── Material for this exercise ──

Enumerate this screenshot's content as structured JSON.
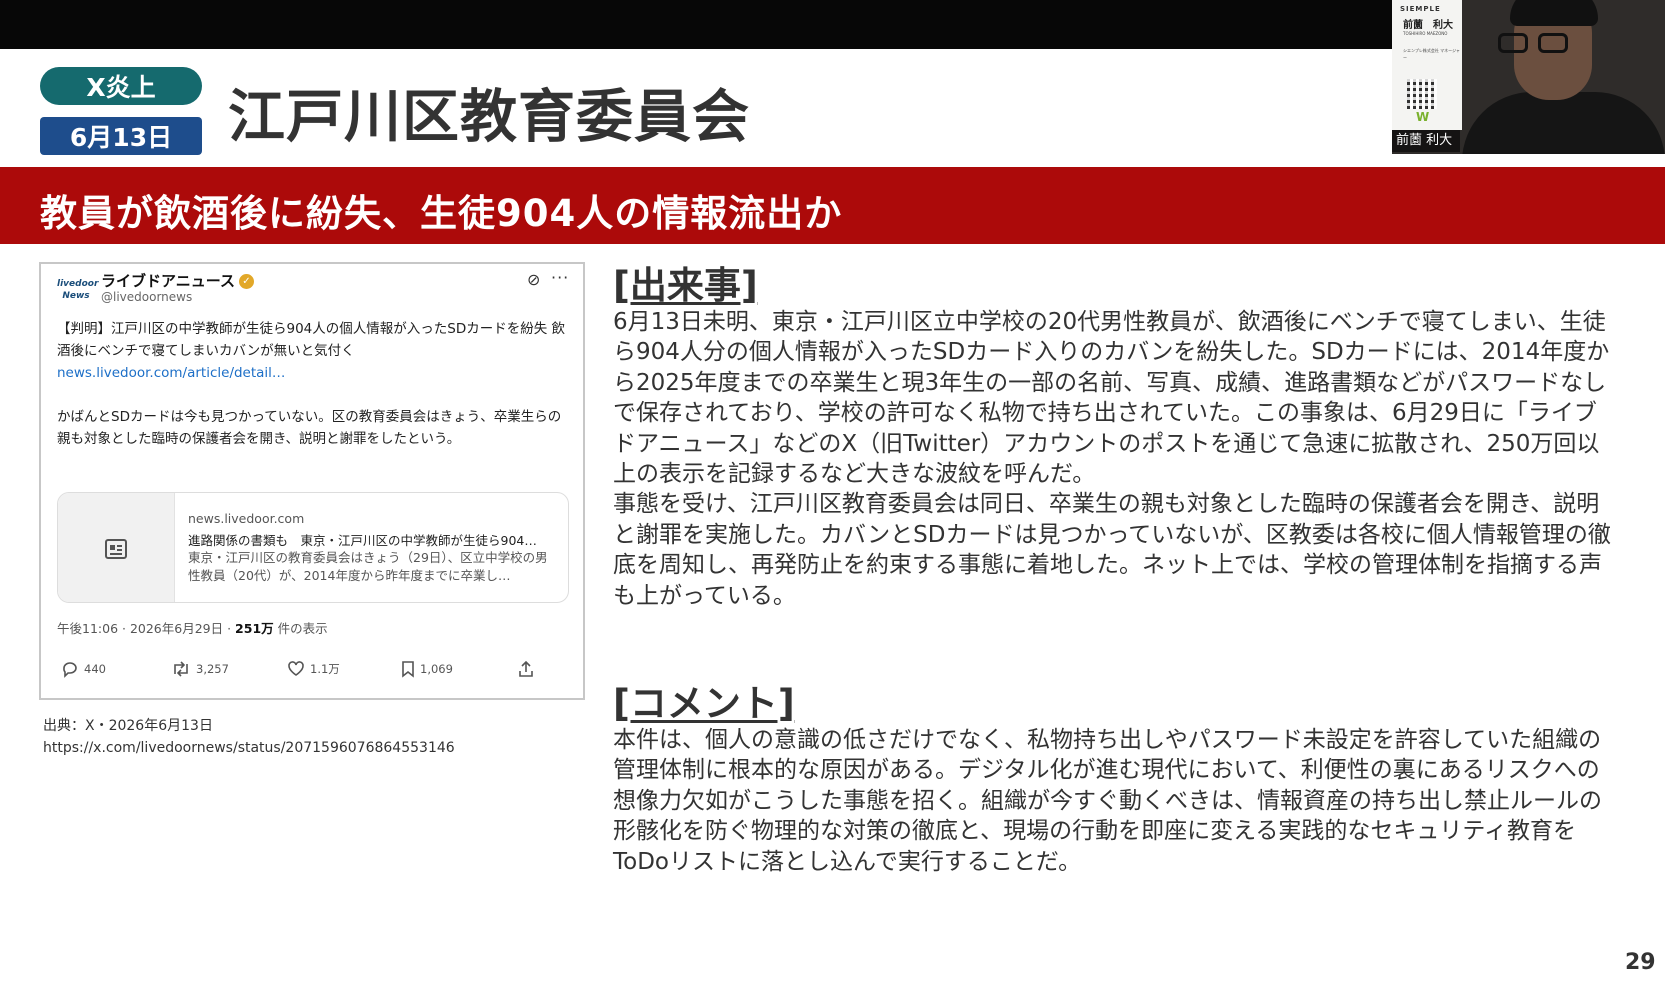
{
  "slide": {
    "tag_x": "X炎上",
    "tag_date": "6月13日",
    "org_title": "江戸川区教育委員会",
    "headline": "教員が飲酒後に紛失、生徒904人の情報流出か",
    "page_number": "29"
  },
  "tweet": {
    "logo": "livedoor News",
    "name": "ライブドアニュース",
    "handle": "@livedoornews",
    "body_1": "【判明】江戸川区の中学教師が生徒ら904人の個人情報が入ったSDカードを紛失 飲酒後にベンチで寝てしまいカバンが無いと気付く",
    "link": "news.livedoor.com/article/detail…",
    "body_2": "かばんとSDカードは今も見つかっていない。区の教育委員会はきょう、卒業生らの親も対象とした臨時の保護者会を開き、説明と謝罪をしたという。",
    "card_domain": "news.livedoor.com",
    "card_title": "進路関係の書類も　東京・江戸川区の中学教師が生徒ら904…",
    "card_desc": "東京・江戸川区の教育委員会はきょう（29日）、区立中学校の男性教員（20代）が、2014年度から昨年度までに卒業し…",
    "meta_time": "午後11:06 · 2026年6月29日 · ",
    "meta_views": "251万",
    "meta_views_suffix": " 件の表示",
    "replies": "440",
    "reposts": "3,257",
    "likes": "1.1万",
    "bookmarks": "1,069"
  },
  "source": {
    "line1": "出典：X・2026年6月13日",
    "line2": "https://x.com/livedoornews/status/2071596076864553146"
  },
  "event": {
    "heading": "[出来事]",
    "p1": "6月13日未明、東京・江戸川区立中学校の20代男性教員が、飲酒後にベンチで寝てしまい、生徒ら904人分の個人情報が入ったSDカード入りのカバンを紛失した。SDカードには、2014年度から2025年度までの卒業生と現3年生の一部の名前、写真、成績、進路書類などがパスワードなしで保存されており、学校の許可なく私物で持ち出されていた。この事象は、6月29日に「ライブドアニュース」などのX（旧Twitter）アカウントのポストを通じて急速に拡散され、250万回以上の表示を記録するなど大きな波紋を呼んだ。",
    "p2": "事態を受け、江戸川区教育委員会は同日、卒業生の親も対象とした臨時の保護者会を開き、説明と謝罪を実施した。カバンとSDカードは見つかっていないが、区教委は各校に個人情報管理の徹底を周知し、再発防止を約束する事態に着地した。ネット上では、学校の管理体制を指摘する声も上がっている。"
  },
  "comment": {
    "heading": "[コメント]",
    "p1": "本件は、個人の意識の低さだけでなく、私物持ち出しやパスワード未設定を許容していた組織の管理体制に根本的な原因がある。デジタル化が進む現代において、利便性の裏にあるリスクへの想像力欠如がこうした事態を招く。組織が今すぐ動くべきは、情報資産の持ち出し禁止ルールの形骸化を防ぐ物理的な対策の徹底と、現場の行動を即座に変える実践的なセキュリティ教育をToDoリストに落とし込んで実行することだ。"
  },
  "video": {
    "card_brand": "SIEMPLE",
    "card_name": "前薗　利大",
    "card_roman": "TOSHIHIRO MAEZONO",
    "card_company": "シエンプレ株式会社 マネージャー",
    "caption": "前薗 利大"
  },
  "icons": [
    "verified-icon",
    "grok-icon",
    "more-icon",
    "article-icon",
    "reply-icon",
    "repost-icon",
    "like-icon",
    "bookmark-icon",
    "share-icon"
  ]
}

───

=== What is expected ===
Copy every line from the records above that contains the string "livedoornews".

=== Your response ===
    "handle": "@livedoornews",
    "line2": "https://x.com/livedoornews/status/2071596076864553146"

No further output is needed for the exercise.